First of all, I want to mention the positives: GEORGE HULL is the man! Hooking us up with comp tickets to the show! He's a horticulturist and plant breeder from Arizona and he was there with his students who built a wonderful show garden display and through the perks of social media, we got in for free!
Having attended the NW Flower and Garden Show for almost 17 years, I couldn't help but have a bit of an expectation when I heard of the San Francisco Flower and Garden Show. I've always associated the city as multicultural, cutting edge in terms of design, trendy and would pave the way with the latest in lifestyle.
So, I walked in the halls and saw this:
It had an interesting, almost COUNTY FAIR feel to it; a large exhibition hall minus the livestock. Then the photo below just needed a clown and maybe a few rides in the background.
|Not gonna lie, this was awesome to see!|
The show gardens represented a country with the overall theme of "Gardens Make the World Go Round". Let's see which countries you can identify with just the photos I took.
What I tried to look for in the show were interesting and eye-catching compositions and, of course, wonderful plants!
This composition and walk-through garden has these interesting panels and cone-shaped containers. I like the effect the grasses at the base create to make it seem like the pots are hovering just above them. The lighting and the shadows created on the panels were unique. The plant palette....meh.
Now this garden had some wonderful plants! Diverse selection of what appear to be primarily grasses, California natives and, basically, a drought tolerant landscape. It just lacks a little definition and no one plant really stands out. The stone work all around the garden was pretty cool though:
Kudos to George Hull and the students at Arizona State University who put together a display that pretty much swept all the awards!!! Of all the gardens, it was the most complete and the different rooms show goers were able to experience was pretty well done. Their use of materials, mostly (if not all) recycled, was fantastic. They wanted to demonstrate simple vignettes that the home owner can easily build and replicate in their warm/arid landscape. More photos of their garden and how it was built in this LINK.
These faux stone walls lit from the base were very effective and done to scale very well.
And the architectural plantings of mostly desert Southwest plants were in fine display and wonderfully contrasted with the intensely colored walls.
So this was suppose to be the Philippines.

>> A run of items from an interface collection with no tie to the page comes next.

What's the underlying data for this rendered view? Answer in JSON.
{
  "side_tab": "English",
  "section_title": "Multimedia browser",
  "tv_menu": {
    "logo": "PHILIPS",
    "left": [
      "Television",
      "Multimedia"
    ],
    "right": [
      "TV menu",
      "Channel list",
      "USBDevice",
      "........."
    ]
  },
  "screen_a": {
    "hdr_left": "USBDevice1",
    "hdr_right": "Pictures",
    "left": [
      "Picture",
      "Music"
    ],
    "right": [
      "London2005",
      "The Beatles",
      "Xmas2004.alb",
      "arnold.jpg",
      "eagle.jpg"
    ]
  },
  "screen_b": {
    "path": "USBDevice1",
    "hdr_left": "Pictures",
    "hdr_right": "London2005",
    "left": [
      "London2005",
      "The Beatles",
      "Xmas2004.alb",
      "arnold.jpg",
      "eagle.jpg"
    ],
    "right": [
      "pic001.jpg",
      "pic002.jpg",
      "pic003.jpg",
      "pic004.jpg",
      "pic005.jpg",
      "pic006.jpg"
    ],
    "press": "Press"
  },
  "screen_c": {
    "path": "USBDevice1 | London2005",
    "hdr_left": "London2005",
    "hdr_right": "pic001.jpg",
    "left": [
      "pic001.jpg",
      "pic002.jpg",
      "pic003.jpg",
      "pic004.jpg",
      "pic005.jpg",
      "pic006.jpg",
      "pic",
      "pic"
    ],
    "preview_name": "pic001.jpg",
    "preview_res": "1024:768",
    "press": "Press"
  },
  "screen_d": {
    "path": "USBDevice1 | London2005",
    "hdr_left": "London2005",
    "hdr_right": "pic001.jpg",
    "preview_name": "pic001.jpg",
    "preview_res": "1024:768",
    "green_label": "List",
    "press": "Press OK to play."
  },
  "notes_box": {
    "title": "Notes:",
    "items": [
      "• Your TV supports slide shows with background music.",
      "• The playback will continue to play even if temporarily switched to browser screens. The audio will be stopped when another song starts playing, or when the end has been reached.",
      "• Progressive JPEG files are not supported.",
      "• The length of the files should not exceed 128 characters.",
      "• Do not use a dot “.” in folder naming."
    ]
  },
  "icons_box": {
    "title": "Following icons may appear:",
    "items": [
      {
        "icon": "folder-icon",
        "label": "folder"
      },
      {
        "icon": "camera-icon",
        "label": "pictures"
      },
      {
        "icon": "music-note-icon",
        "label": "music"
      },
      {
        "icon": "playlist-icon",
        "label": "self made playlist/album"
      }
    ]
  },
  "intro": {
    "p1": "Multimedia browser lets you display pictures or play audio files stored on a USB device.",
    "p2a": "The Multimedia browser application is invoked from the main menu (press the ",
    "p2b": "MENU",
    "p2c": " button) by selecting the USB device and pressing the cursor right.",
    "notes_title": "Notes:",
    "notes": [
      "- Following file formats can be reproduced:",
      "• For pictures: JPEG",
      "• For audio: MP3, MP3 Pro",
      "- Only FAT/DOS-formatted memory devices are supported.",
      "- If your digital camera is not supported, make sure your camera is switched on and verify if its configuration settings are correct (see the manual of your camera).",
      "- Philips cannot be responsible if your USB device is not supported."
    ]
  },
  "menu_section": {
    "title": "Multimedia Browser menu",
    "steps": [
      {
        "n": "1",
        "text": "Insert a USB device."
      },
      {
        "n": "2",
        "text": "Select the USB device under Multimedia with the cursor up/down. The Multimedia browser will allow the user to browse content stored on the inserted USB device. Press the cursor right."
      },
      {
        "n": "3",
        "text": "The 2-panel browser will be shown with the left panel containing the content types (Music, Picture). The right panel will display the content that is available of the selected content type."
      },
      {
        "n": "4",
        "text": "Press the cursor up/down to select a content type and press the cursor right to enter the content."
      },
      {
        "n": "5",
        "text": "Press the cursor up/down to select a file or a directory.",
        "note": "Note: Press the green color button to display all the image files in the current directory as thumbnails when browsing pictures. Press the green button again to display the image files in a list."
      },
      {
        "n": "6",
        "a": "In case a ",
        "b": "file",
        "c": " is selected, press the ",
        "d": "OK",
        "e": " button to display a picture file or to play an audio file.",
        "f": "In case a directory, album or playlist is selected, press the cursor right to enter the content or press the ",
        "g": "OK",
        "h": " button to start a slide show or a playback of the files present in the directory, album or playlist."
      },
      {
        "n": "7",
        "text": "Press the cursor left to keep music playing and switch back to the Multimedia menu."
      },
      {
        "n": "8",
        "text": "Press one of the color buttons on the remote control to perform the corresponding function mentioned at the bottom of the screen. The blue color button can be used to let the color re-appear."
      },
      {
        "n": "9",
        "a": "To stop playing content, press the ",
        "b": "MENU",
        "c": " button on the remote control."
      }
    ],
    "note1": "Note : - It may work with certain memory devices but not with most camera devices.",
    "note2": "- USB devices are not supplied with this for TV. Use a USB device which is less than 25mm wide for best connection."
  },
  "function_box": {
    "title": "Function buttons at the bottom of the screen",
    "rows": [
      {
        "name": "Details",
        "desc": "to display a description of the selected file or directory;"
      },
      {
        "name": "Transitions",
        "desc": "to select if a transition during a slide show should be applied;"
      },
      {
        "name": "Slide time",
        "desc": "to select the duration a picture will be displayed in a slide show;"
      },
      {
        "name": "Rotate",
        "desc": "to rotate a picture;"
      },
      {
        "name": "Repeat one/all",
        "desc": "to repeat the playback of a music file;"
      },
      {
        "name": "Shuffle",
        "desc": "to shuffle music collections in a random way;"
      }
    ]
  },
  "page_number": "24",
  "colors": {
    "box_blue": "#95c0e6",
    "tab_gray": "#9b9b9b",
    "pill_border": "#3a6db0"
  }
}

One of my favorite gardens was this simply planted space that was both comfortable and sophisticated at the same time. Wonderful specimen olives with excellent form and the paving materials were very nice. Great use of gabion walls as well.
The true centerpiece of the entire show was this phenomenal globe planted up with succulents! A mighty impressive feat!!
I'm sorry I didn't have time to read the description of this garden. It was simply a "WTF??" moment.